Friday, January 30, 2009

A sweeter option

Worried about the reports of mercury in high-fructose corn syrup, which seems to be in many processed foods? First, cut down on your consumption of processed foods. If there is an ingredient listed that you can't pronounce or your grandmother didn't use in her baking, skip it. If you are still craving a sweet, carbonated drink, look for CocaCola made in Mexico (some Mexican groceries carry it), or if you like fruity flavors, try Jarritos or Hansen's brand soft drinks. Or buy seltzer water and add your own flavored sugar syrups, or Torani Italian syrups, to your taste.

Thursday, January 29, 2009

The bacon explosion

I can't compete with the Bacon Explosion, featured in the New York Times today.  But suffice to say, with 5,000 calories and 500 grams of fat, just one of those logs could go a long way in food security for whole village.

Moral of the video below: Maybe you shouldn't be putting something that can catch fire like that into your body. Or if you insist, use a smoker, not a grill.

Wednesday, January 28, 2009

A billion hungry people

Soaring commodity prices pushed the number of people without enough food close to 1 billion last year, according to the UN Food and Agriculture Organization. Prices have been falling since July, partly because of a drop in fuel costs, but they are still a third higher than they were in 2005 and 61 percent higher than in 2000, the Food and Agriculture Organization says.

At a two-day food security conference in Madrid sponsored by the United Nations that ended yesterday, delegates from 95 countries met to discuss the food crisis that has stoked social unrest in many parts of the developing world and is threatening to push millions more people into hunger

Food security refers to the availability of food and one's access to it. A household is considered food secure when its occupants do not live in hunger.

Alex Wijeratna, a food rights campaigner for Action Aid, an anti-poverty agency based in London, told the International Herald Tribune that the most important message to emerge from the meeting was the need to include smallholder farmers in new agricultural strategies.

"If you're going to tackle hunger, you have to be talking to the people who are growing food all over the world," Wijeratna said.

The Global Call to Action Against Poverty, an alliance of civil society movements, contrasted the slow pace of initiatives to defeat poverty with governments' relatively nimble response to the banking crisis.

"The fat cats of the financial world got huge governmental support within months," the group said in a statement. "Not so the starving street cats."

Tuesday, January 27, 2009

Breakfast on the go

If you need to be somewhere in a hurry, but still want a hot breakfast, a fried egg sandwich is the way to go. Heat a nonstick skillet over medium heat. When hot, put down four slices of bread and heat until toasted.

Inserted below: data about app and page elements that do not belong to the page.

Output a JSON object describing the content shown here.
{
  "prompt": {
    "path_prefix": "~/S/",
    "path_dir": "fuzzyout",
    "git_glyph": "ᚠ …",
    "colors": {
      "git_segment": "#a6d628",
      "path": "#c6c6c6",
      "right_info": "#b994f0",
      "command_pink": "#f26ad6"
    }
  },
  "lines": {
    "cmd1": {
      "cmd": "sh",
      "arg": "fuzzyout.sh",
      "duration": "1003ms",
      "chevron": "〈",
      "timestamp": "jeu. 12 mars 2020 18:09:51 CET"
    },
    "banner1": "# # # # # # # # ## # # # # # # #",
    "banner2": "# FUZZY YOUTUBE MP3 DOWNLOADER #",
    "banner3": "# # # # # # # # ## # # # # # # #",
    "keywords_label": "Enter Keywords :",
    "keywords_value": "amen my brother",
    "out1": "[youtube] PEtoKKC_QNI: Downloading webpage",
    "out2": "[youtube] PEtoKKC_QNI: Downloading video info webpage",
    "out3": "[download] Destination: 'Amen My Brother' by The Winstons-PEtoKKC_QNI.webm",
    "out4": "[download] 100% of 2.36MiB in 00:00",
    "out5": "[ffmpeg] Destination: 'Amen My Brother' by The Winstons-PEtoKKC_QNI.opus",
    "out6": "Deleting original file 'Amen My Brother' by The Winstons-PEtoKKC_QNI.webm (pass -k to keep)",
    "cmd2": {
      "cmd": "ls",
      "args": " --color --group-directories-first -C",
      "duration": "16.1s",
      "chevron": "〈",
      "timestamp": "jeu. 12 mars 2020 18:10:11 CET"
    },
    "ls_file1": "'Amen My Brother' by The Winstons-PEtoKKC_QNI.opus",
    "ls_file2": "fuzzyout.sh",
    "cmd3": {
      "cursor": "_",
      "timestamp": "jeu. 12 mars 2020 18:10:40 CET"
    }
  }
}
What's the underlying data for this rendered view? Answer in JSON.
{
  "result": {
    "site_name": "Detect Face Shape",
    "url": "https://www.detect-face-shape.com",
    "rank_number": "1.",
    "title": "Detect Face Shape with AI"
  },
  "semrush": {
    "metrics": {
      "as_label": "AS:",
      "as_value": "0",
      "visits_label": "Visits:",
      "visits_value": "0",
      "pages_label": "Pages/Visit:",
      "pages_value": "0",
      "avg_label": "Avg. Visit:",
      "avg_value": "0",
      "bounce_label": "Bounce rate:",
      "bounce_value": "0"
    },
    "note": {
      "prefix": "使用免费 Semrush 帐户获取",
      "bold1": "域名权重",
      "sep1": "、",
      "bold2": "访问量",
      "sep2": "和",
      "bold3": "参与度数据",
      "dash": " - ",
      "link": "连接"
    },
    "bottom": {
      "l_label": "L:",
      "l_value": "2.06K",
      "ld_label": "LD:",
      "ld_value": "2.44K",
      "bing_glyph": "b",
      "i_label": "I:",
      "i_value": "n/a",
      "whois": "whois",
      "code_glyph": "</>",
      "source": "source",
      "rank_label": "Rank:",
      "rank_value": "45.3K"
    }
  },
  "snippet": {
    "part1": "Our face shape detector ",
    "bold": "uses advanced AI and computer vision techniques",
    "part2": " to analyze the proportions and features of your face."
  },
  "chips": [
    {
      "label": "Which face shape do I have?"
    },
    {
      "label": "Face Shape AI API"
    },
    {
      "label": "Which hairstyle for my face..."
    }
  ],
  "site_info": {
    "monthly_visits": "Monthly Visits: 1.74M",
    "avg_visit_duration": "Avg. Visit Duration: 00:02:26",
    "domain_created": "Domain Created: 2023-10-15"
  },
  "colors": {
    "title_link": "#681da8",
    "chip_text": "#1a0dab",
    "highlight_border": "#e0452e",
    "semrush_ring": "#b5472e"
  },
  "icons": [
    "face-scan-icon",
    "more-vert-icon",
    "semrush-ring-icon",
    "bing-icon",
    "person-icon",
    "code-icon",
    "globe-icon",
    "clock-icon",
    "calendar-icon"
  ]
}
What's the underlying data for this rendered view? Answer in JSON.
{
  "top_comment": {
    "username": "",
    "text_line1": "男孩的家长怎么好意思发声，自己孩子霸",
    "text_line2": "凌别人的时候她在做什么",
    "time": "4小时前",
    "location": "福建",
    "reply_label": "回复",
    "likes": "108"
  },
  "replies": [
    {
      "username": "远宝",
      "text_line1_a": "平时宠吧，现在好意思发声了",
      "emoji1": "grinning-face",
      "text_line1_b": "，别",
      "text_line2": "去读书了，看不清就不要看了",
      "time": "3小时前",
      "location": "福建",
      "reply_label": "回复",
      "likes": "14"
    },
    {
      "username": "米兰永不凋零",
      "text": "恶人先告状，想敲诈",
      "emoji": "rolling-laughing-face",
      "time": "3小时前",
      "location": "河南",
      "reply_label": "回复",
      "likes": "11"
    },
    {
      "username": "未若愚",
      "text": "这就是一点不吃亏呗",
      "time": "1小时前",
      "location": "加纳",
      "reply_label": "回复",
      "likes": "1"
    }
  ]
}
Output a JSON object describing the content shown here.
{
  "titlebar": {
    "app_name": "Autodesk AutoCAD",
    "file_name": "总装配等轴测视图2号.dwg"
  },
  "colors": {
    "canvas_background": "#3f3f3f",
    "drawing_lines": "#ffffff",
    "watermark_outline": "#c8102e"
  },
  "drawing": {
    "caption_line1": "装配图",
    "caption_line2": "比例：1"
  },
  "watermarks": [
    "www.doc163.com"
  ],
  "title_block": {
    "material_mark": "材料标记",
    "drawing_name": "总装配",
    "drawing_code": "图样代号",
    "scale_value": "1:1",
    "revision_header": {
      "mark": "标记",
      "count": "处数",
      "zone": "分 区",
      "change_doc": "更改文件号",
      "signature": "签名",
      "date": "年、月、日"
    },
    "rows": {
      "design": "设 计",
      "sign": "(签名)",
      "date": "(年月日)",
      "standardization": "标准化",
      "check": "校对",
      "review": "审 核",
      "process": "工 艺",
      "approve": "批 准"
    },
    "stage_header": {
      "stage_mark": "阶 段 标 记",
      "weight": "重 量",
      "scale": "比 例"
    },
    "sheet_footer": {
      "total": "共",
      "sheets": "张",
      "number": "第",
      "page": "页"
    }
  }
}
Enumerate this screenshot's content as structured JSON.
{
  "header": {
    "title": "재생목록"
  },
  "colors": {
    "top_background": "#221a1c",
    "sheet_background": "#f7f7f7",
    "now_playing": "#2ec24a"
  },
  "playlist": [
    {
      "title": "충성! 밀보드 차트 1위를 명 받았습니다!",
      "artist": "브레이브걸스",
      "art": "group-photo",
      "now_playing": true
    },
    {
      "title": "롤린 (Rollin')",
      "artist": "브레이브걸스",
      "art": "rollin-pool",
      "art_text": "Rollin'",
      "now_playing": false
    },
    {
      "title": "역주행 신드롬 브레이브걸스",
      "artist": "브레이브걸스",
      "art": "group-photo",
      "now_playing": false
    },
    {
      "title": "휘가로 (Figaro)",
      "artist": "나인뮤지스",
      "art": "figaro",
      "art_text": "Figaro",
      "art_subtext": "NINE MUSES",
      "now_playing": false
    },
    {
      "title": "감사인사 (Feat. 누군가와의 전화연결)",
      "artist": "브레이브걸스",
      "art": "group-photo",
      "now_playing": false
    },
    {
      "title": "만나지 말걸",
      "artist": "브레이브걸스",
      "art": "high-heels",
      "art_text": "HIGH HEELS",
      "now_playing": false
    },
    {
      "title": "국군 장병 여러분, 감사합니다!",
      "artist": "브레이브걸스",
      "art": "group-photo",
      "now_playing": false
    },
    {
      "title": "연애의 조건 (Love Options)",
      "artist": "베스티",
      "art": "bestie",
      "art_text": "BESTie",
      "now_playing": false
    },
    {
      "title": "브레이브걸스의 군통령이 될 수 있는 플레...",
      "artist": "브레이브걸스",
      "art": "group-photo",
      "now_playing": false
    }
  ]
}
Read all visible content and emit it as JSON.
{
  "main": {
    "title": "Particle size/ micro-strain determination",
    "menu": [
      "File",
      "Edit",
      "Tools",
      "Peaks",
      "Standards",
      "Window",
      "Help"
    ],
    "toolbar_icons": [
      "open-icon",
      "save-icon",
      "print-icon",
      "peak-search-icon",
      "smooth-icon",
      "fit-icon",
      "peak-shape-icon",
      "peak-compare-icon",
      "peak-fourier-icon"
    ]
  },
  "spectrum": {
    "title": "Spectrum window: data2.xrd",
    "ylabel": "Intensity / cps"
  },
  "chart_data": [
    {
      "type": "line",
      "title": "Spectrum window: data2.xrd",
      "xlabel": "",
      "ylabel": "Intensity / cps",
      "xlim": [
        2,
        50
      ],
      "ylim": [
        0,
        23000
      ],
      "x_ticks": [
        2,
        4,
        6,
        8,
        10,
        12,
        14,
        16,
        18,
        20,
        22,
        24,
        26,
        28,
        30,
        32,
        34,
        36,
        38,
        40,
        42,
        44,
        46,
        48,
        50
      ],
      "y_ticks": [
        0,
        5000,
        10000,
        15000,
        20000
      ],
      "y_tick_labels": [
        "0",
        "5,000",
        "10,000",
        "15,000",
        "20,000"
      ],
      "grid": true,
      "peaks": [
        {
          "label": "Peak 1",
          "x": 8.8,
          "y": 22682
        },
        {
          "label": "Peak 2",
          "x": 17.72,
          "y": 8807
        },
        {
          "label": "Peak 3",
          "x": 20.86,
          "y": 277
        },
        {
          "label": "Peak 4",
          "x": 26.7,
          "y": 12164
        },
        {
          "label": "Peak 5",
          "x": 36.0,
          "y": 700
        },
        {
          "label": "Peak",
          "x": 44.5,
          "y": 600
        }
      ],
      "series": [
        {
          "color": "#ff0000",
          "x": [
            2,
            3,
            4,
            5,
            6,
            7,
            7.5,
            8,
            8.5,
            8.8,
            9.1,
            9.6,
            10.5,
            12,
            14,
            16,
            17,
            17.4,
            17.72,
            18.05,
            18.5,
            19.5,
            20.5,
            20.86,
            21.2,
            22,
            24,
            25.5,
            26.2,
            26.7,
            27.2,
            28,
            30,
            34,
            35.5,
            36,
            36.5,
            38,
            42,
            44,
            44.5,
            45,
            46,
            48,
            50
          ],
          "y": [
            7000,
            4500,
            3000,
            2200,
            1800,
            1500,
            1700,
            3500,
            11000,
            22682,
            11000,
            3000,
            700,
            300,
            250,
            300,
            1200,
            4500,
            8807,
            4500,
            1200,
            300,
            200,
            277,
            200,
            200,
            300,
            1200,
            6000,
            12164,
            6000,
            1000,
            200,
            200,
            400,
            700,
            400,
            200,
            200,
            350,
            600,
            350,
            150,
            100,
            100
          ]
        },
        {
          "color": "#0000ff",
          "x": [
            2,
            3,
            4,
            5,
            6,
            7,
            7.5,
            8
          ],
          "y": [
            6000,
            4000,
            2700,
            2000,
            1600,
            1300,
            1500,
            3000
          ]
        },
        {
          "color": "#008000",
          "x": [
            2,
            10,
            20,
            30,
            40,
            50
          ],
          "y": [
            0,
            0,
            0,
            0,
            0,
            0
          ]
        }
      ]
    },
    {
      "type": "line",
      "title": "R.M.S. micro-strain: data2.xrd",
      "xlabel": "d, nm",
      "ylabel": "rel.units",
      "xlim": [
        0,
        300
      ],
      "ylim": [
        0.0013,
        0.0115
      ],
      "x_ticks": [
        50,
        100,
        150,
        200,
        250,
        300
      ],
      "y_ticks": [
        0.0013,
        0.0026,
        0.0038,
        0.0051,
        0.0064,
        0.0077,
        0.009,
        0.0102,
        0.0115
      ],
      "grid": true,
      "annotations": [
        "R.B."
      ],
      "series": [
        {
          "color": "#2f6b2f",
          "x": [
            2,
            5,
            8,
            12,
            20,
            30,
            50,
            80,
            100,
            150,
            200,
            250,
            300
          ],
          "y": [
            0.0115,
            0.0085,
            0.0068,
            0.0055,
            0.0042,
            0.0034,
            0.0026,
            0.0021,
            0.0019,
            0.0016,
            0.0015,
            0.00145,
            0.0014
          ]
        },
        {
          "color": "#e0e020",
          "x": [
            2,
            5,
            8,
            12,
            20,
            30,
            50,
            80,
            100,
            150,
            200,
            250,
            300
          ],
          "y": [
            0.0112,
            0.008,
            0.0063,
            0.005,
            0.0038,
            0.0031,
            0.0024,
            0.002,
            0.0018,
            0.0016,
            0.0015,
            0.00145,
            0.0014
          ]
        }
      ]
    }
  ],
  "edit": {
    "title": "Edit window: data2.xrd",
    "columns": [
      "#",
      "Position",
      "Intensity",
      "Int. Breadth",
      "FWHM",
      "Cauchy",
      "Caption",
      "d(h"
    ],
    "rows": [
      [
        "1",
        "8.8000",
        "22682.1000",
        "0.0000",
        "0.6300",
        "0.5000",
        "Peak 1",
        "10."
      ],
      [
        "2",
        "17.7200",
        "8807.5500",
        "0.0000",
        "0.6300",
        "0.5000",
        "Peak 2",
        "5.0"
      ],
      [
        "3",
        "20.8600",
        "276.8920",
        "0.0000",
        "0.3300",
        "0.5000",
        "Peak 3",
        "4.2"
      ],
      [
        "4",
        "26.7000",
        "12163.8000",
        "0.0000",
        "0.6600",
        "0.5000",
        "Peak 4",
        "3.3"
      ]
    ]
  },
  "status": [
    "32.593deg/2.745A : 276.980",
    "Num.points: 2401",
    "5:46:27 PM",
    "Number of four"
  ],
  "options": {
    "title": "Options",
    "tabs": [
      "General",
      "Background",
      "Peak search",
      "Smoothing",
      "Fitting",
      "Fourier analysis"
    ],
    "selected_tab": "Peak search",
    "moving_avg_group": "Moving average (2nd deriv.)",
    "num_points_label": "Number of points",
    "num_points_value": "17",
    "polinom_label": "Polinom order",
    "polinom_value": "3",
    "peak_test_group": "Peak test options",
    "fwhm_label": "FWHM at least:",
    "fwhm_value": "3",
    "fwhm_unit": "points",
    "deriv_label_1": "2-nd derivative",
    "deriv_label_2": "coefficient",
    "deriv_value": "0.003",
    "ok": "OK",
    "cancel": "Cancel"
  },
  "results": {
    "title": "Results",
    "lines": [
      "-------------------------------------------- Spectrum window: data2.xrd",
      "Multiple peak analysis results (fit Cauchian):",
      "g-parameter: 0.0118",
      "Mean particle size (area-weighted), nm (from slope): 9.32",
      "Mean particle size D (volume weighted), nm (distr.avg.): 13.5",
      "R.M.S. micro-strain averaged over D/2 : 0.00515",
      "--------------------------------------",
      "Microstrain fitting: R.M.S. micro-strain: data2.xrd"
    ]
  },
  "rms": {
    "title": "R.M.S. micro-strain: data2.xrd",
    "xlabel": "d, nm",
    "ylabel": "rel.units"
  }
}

Remove from skillet. If you'd like, add a tablespoon of oil. Crack two eggs into it. Season to taste. After 30 seconds, break the yolk and the white that surrounds it. Cook until the egg is set up, then flip. Add slices of sun-dried tomatoes (or slices of fresh ones with seeds removed) or canned Ortega peppers, cut in half with the seeds removed and top with a slice of cheese. Cook until the cheese melts, put on the toast and serve.

Monday, January 26, 2009

Food-label buzz words

The following definitions from the FDA can help you become a smarter shopper:

Calorie Free – fewer than 5 calories per serving.
Fat Free – less than half a gram of fat per serving.
Light – must contain one-third fewer calories than the regular version of the same product.
Low Fat– no more than 3 grams of fat per serving.
Low in Sodium – no more than 140 milligrams of salt per serving.
Low in Cholesterol – no more than 20 milligrams of cholesterol or 2 grams of saturated fat per serving.

Remember: Just because foods claim to be low in fat, sodium, or cholesterol doesn’t mean they’re low in calories. You have to look at the food label to get that information.

When looking at the food label, remember to look at “Serving Size” and “Servings Per Container.” The figures listed for calories, fat, and other ingredients are only for a single serving. Because there may be more than one serving in the package, you may need to multiply calories, fat, and other ingredients by the number of servings listed on the label to discover the nutritional contents of the entire package.

Sunday, January 25, 2009

Beer haiku

OK, not every one is a gem, but for beer lite (as opposed to lite beer), 
go to
for gems such as this one:

A glorious buzz
Comes from good people, good food
And plenty of beer